Obidos is another medieval town with big churches and a castle, sitting on a hill. The streets are old and narrow enough that most do not allow cars, so we had to park outside the walls and wheel our backpacks in (yep.. our backpacks have wheels as well as shoulder straps and it’s great). Wheeling anything on cobbles is not so much fun and, as we entered the packed streets we saw that there was a small strip of paving slabs down the centre of the road that offered an easier time of it. Hurrah. The challenge is, it is only a narrow strip and only fits one person/bag on it, so if you meet someone coming the other way it’s a game of nerves to see who stays on it. But there is also a moral element to this. What if the person coming towards you deserves the ease of the strip? Perhaps they are pregnant. Perhaps they use a walking stick. Well, we missed our hotel on the first pass so did pretty much the entire street twice. On the return journey, I was staring off mother’s with prams, old ladies with zimmerframes, in fact anyone who looked less frightening than the angry wife stomping behind me………..
When I say ‘we missed our hotel’, we missed a hotel that would have been ours if we had been here there on May 19th 2019……. You see, we’ve been booking lots of hotels recently, including one for my cousins wedding on May 25th 2019 and it seems we then had a calendar issue. We discovered this fact after a conversation along the lines of:
“Hello, we have a room tonight”.
“No you don’t”
“Yes we do”
“No you don’t”
“Yes we do…. And here’s the confirmation……………bugger………”
The team at the Luv’ Books guesthouse were fantastic. They got us out of the heat, gave us water and helped us find a new hotel….. which as a last minute booking in the height of summer was a little more expensive than we had hoped…..
Obidos is a pretty town which was much more comfortable after lunch when the coach loads of visitors have moved on to their next destination. As it is the birthplace of Ginja and has many Ginja producers In the area, there are many, many Ginja stands on the the main street, all selling shots of the lovely stuff in either plastic or chocolate cups. The latter is lovely but I quickly realised that the calories in v calories out equation is much easier to balance if you stick to booze. The sacrifices we have to make!
The evening was reasonably sedate, with a walk up to the battlements to watch the sunset (reached by a narrow stone staircase with the castle wall on one side and certain death on the other, then dinner in our hotel. In this we rather failed. As we were staying in a nice ish hotel, we decided to give the hotel restaurant and fado performance a go and ended up in tourist hell. Now that is a huge exaggeration, but the scoff was mediocre, the wine expensive and the Fado was………. Well it was obscure reggae played in a fado style. That obviously have a thing for obscure reggae in Portugal.

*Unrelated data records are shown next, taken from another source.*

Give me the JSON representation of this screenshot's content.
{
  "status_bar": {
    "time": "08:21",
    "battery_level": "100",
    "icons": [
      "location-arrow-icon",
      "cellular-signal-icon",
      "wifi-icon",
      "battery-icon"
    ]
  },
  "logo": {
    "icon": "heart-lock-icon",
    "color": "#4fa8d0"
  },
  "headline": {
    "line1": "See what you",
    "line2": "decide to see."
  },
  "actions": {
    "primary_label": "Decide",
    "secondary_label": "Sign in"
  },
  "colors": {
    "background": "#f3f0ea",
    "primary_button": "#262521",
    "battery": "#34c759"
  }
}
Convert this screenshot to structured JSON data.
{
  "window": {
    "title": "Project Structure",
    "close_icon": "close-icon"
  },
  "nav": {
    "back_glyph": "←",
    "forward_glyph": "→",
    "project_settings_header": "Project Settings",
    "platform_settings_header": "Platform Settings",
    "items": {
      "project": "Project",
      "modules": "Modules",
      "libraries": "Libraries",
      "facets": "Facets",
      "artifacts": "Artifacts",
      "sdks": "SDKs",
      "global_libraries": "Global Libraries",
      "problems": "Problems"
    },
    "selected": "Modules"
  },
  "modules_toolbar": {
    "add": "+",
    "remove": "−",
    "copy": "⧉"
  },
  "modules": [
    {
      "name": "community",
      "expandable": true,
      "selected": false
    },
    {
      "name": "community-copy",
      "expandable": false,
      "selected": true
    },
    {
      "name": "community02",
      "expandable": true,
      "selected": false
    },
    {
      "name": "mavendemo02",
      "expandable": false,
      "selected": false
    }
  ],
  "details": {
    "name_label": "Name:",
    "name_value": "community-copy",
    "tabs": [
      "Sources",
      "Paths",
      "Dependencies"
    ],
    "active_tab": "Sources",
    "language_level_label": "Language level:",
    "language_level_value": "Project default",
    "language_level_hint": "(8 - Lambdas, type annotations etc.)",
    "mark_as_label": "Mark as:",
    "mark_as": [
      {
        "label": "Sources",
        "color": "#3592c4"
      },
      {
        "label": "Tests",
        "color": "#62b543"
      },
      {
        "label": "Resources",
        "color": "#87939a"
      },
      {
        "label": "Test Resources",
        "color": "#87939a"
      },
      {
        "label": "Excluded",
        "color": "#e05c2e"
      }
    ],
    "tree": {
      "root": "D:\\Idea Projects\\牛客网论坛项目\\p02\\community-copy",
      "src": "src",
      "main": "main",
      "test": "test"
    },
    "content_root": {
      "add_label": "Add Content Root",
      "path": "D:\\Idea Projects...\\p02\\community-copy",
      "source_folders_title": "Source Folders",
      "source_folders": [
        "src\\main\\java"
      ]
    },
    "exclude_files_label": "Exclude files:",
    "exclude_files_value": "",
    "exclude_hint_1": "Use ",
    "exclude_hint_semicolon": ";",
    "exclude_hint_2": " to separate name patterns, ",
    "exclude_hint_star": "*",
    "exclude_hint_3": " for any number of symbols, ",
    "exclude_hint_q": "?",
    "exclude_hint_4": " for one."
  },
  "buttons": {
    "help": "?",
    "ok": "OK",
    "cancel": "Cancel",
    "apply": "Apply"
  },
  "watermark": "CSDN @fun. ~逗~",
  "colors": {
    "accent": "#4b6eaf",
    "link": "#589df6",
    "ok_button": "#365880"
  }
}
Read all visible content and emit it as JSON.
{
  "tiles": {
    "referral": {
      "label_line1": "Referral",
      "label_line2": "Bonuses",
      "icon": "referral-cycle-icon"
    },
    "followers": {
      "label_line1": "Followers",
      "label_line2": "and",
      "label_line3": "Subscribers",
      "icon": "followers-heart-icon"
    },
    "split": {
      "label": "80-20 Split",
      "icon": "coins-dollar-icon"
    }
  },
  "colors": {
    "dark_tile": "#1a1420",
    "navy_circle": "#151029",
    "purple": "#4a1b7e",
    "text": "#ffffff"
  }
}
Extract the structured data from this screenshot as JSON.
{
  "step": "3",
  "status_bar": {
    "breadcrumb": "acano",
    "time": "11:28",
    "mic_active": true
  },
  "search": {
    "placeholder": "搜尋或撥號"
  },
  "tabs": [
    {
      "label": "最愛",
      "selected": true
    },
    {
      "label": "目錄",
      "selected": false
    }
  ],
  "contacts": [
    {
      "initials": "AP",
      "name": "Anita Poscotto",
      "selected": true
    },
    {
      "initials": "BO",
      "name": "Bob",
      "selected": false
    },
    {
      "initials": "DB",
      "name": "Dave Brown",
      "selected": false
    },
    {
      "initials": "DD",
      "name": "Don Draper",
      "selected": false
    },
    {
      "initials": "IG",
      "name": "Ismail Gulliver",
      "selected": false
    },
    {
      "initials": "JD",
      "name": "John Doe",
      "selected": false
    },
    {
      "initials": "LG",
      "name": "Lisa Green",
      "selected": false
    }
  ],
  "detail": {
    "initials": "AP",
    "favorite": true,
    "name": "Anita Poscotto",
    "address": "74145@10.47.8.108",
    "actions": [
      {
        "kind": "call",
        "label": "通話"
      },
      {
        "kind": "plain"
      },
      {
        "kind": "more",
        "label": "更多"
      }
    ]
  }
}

I managed a reasonably pleasant run the next morning as, despite the town being on a hill, our hotel was near the bottom so I could head down country lanes, around small villages in a reasonably flat environment. In one village I came across a stray dog, as I had done on a few occasions, either individually, in a pair, or as I later did in Porto, in a small pack (that was rather unnerving and involved me backing off very very slowly, then very very quickly). It’s hard to tell the intention of a stray dog as mostly they come with rather incessant barking but occasionally with a wagging tail. In my attempts to be seen as dominant I said firm commands in bad Portuguese or Spanish, and they mostly tried to lick the salty sweat of my legs. Poor dogs….
The hotel (a converted convent called ‘The literary man’) managed to redeem itself in a major way at breakfast as, besides the normal stuff on a breakfast buffet, …… it had chocolate cake….. hurrah.
We then hit the road to Coimbra, a University town about 2 hours northish